Gene Kennedy reportingThe scenario is two military planes colliding in mid-air and massive response to save dozens of victims, but it's only a training exercise. The mock crash played out this morning at Ogden Regional Airport.
In the exercise a C-130 and C-9 collided during an emergency landing. Parts of the planes were scattered in a nearby field, and emergency crews rushed to aid victims.
There were more than 60 victims at the Ogden location and several others at another mock training site in Farmington Canyon. So, the exercise was going on simultaneously at two locations.

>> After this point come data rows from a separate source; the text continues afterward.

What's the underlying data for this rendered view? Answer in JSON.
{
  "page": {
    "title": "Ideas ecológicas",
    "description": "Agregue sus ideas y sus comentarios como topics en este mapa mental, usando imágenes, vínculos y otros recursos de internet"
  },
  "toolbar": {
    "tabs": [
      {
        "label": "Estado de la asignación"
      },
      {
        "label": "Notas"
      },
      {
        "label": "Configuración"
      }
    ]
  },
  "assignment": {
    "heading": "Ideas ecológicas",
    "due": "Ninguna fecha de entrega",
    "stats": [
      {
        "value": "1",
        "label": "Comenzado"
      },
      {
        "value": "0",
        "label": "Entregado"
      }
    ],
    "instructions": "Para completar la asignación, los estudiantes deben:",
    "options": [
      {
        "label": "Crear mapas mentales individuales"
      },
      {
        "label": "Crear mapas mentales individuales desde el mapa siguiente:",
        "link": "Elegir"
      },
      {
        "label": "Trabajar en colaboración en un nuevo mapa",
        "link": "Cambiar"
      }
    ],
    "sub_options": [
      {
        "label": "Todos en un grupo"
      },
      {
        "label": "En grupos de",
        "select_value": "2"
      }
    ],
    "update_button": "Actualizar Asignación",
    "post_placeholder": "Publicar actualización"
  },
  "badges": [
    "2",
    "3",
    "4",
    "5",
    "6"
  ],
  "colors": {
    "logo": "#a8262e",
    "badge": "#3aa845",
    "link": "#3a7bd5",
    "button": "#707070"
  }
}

It challenged 24 agencies to coordinate, with paramedics helping victims and determining who needs to go to the hospital first. Fire trucks had to coordinate with ambulances that brought these mock victims to two Ogden hospitals. So, in the drill, ERs were inundated with patients.
In real life, this is an unlikely scenario. But everyone agrees it's good to practice.
It's just good because the next time, if it did happen, we'd know what to do a little bit quicker," said paramedic Jason Poulsen.
Loretta Cole, with the American Red Cross, said, "It's very beneficial. It helps us to know, just like everything else, where the weaknesses are, what we need to change, maybe what we need to, what we can do better."
"Well, look at the alternative: What if you don't do this kind of a practice? What is the alternative? Then when we have the real event we'll drop the ball," explained emergency coordinator Lance Peterson.
As for the mock victims, they ranged in age from 16 to 24. Paramedics say they played along well, and for them, it was a chance to see just how involved a mass casualty incident is.
During this exercise, we even saw some fake smoke to give it some realism. But that's not the smoke many have seen in the area. The black smoke above Davis and Weber counties is coming from some controlled burns near the Ogden Bay Waterfowl Management Area.